A quick reference to help you troubleshoot connection and device set-up problems, when you are helping a learner remotely.
Tips for helping someone to set up a device remotely
If your learner’s device is not set up to access the internet you may need to start by helping them to set it up over the phone. Helping someone on the phone can take a while, so be patient!
Practice on the same device as them, and if possible have it open as you talk to them.
- Get them to describe what they are seeing and then use the same terminology as them.
- Break tasks down into easy steps.
- Go slowly. If it feels like you aren’t making much progress, see if they have a friend or relative that might be able to sit in on the call.
- Give them time to take notes and practice, if they need to.
If it is difficult to explain everything on the phone, you could also try:
- Making your learner a demo video or sending them a handout.
- Using WhatsApp video or Facetime imaginatively! You can get them to point the camera at their laptop and then you can see what they are doing.
As a last resort you may need to arrange a face-to-face meeting initially to get the device set up.
- Unboxing YouTube channel https://www.youtube.com/playlist?list=PLoNw8g0EEF7OWo2lsDIDmr2QM_qyfT6L6
- GCF Global smartphone and tablet tutorials https://edu.gcfglobal.org/en/topics/smartphonesandtablets/
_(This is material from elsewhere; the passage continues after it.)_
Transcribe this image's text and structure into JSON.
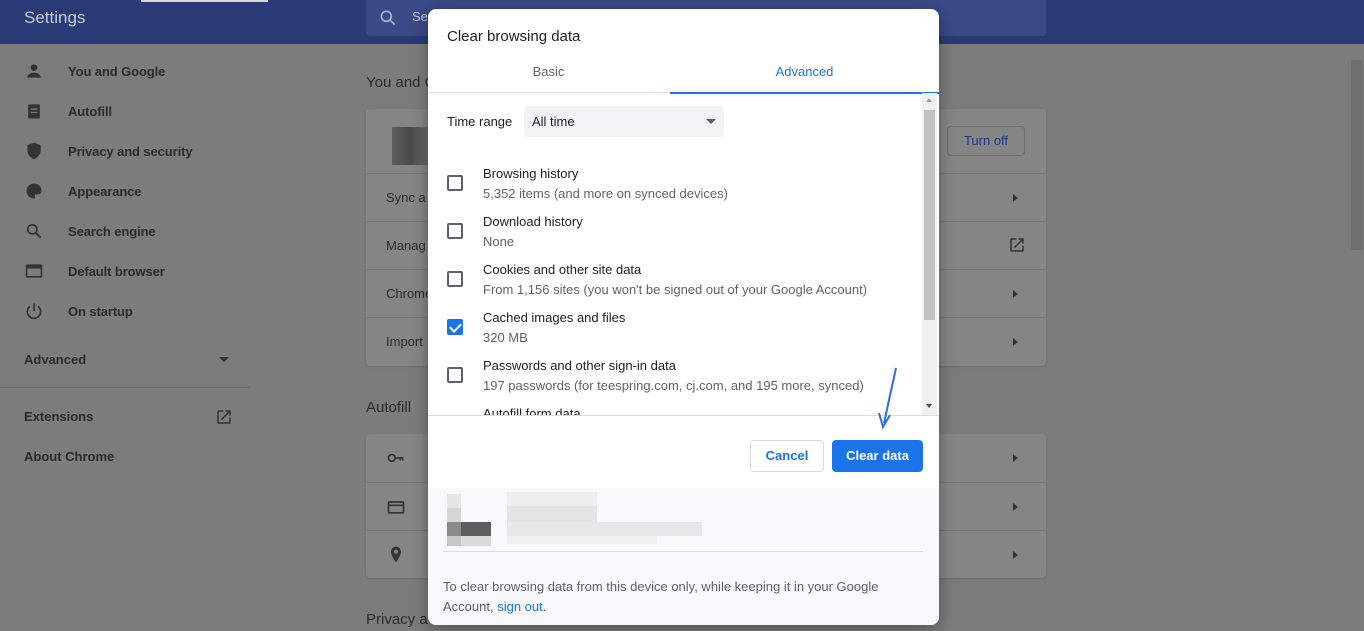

Troubleshooting poor connectivity
If learner has a poor broadband connection, or is using mobile data, it might be hard for you to support them in a video call. If you are experiencing problems with delays, buffering or freezing in video calls you can try:
- Turning off any other devices on the network.
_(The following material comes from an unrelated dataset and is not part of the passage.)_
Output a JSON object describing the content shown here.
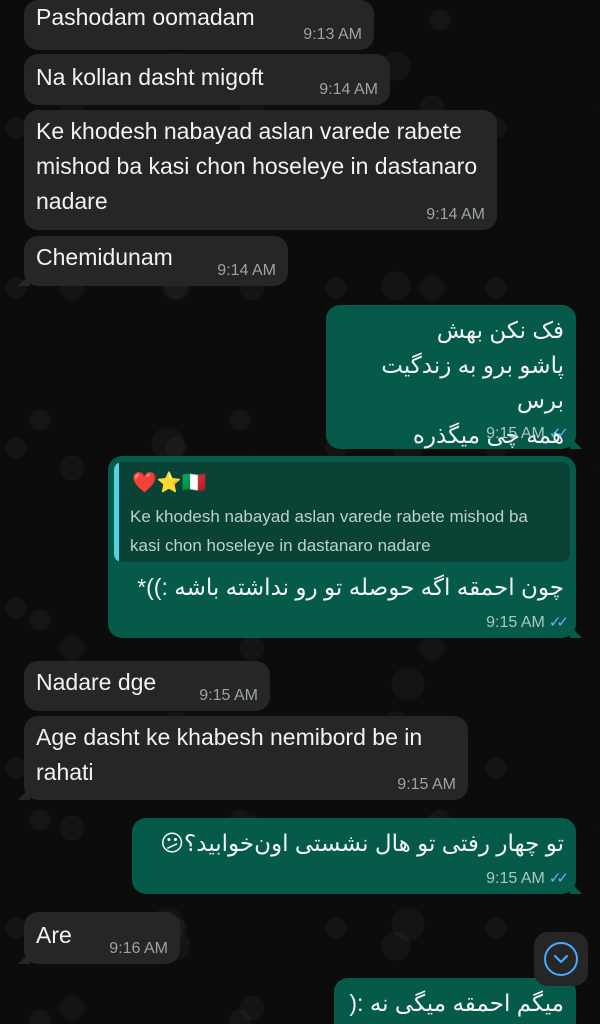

- Moving closer to a wifi signal or connecting to the router with a cable.
- Setting Zoom (or the video tool) to standard definition (rather than HD).
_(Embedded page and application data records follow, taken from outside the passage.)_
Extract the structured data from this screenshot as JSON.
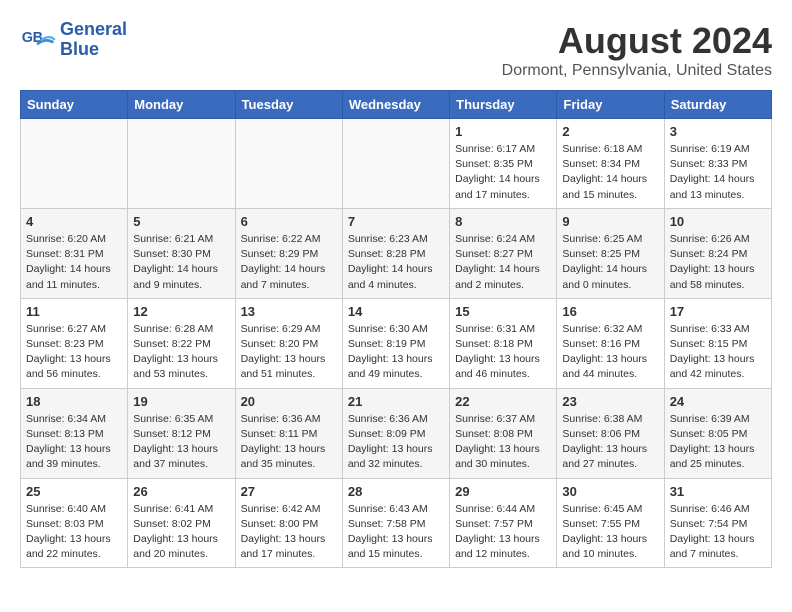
{
  "header": {
    "logo_line1": "General",
    "logo_line2": "Blue",
    "month_year": "August 2024",
    "location": "Dormont, Pennsylvania, United States"
  },
  "days_of_week": [
    "Sunday",
    "Monday",
    "Tuesday",
    "Wednesday",
    "Thursday",
    "Friday",
    "Saturday"
  ],
  "weeks": [
    [
      {
        "day": "",
        "info": ""
      },
      {
        "day": "",
        "info": ""
      },
      {
        "day": "",
        "info": ""
      },
      {
        "day": "",
        "info": ""
      },
      {
        "day": "1",
        "info": "Sunrise: 6:17 AM\nSunset: 8:35 PM\nDaylight: 14 hours\nand 17 minutes."
      },
      {
        "day": "2",
        "info": "Sunrise: 6:18 AM\nSunset: 8:34 PM\nDaylight: 14 hours\nand 15 minutes."
      },
      {
        "day": "3",
        "info": "Sunrise: 6:19 AM\nSunset: 8:33 PM\nDaylight: 14 hours\nand 13 minutes."
      }
    ],
    [
      {
        "day": "4",
        "info": "Sunrise: 6:20 AM\nSunset: 8:31 PM\nDaylight: 14 hours\nand 11 minutes."
      },
      {
        "day": "5",
        "info": "Sunrise: 6:21 AM\nSunset: 8:30 PM\nDaylight: 14 hours\nand 9 minutes."
      },
      {
        "day": "6",
        "info": "Sunrise: 6:22 AM\nSunset: 8:29 PM\nDaylight: 14 hours\nand 7 minutes."
      },
      {
        "day": "7",
        "info": "Sunrise: 6:23 AM\nSunset: 8:28 PM\nDaylight: 14 hours\nand 4 minutes."
      },
      {
        "day": "8",
        "info": "Sunrise: 6:24 AM\nSunset: 8:27 PM\nDaylight: 14 hours\nand 2 minutes."
      },
      {
        "day": "9",
        "info": "Sunrise: 6:25 AM\nSunset: 8:25 PM\nDaylight: 14 hours\nand 0 minutes."
      },
      {
        "day": "10",
        "info": "Sunrise: 6:26 AM\nSunset: 8:24 PM\nDaylight: 13 hours\nand 58 minutes."
      }
    ],
    [
      {
        "day": "11",
        "info": "Sunrise: 6:27 AM\nSunset: 8:23 PM\nDaylight: 13 hours\nand 56 minutes."
      },
      {
        "day": "12",
        "info": "Sunrise: 6:28 AM\nSunset: 8:22 PM\nDaylight: 13 hours\nand 53 minutes."
      },
      {
        "day": "13",
        "info": "Sunrise: 6:29 AM\nSunset: 8:20 PM\nDaylight: 13 hours\nand 51 minutes."
      },
      {
        "day": "14",
        "info": "Sunrise: 6:30 AM\nSunset: 8:19 PM\nDaylight: 13 hours\nand 49 minutes."
      },
      {
        "day": "15",
        "info": "Sunrise: 6:31 AM\nSunset: 8:18 PM\nDaylight: 13 hours\nand 46 minutes."
      },
      {
        "day": "16",
        "info": "Sunrise: 6:32 AM\nSunset: 8:16 PM\nDaylight: 13 hours\nand 44 minutes."
      },
      {
        "day": "17",
        "info": "Sunrise: 6:33 AM\nSunset: 8:15 PM\nDaylight: 13 hours\nand 42 minutes."
      }
    ],
    [
      {
        "day": "18",
        "info": "Sunrise: 6:34 AM\nSunset: 8:13 PM\nDaylight: 13 hours\nand 39 minutes."
      },
      {
        "day": "19",
        "info": "Sunrise: 6:35 AM\nSunset: 8:12 PM\nDaylight: 13 hours\nand 37 minutes."
      },
      {
        "day": "20",
        "info": "Sunrise: 6:36 AM\nSunset: 8:11 PM\nDaylight: 13 hours\nand 35 minutes."
      },
      {
        "day": "21",
        "info": "Sunrise: 6:36 AM\nSunset: 8:09 PM\nDaylight: 13 hours\nand 32 minutes."
      },
      {
        "day": "22",
        "info": "Sunrise: 6:37 AM\nSunset: 8:08 PM\nDaylight: 13 hours\nand 30 minutes."
      },
      {
        "day": "23",
        "info": "Sunrise: 6:38 AM\nSunset: 8:06 PM\nDaylight: 13 hours\nand 27 minutes."
      },
      {
        "day": "24",
        "info": "Sunrise: 6:39 AM\nSunset: 8:05 PM\nDaylight: 13 hours\nand 25 minutes."
      }
    ],
    [
      {
        "day": "25",
        "info": "Sunrise: 6:40 AM\nSunset: 8:03 PM\nDaylight: 13 hours\nand 22 minutes."
      },
      {
        "day": "26",
        "info": "Sunrise: 6:41 AM\nSunset: 8:02 PM\nDaylight: 13 hours\nand 20 minutes."
      },
      {
        "day": "27",
        "info": "Sunrise: 6:42 AM\nSunset: 8:00 PM\nDaylight: 13 hours\nand 17 minutes."
      },
      {
        "day": "28",
        "info": "Sunrise: 6:43 AM\nSunset: 7:58 PM\nDaylight: 13 hours\nand 15 minutes."
      },
      {
        "day": "29",
        "info": "Sunrise: 6:44 AM\nSunset: 7:57 PM\nDaylight: 13 hours\nand 12 minutes."
      },
      {
        "day": "30",
        "info": "Sunrise: 6:45 AM\nSunset: 7:55 PM\nDaylight: 13 hours\nand 10 minutes."
      },
      {
        "day": "31",
        "info": "Sunrise: 6:46 AM\nSunset: 7:54 PM\nDaylight: 13 hours\nand 7 minutes."
      }
    ]
  ]
}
- Try turning off your videos.
If all else fails, then try restarting the meeting.
- Troubleshooting a poor internet connection, Digital Unite https://www.digitalunite.com/technology-guides/using-internet/connecting-internet/troubleshooting-poor-internet-connection
- Getting the best value internet deal, Digital Unite https://www.digitalunite.com/technology-guides/using-internet/connecting-internet/getting-best-value-internet-deal
Sharing screens and troubleshooting technical problems
In video calling apps such as Zoom or Skype it is possible for both you and your learner to share your screens with each other. This is a great way to talk your learner through tasks. Try and get your learner to do things for themselves, whilst you talk them through it, this way they will be more likely to remember it next time!
For troubleshooting technical issues, or installing a bit of software, it may be easier for you to remotely control your learner’s device. Be cautious of doing this though, only use this option if it is absolutely necessary and you are confident in the task you need to do! The best app to use will depend on the type of devices you are both using. Many device types now have their own inbuilt tools. Options include Windows Quick Assist, Any Desk, Teamviewer and Zoom.
If you do choose to remotely access a learner’s computer then we would recommend that you are also on the phone or in video call to with your learner, so you can:
- Explain to them what you are doing and why.
- Let them know how they can end the remote access session at any point.
- Confirm any choices that come up on the screen and enter any necessary passwords.
- How to troubleshoot a relatives computer, PC World https://uk.pcmag.com/laptops/132869/how-to-remotely-troubleshoot-your-relatives-computer
- Remote access in Zoom https://support.zoom.us/hc/en-us/articles/201362673-Requesting-or-giving-remote-control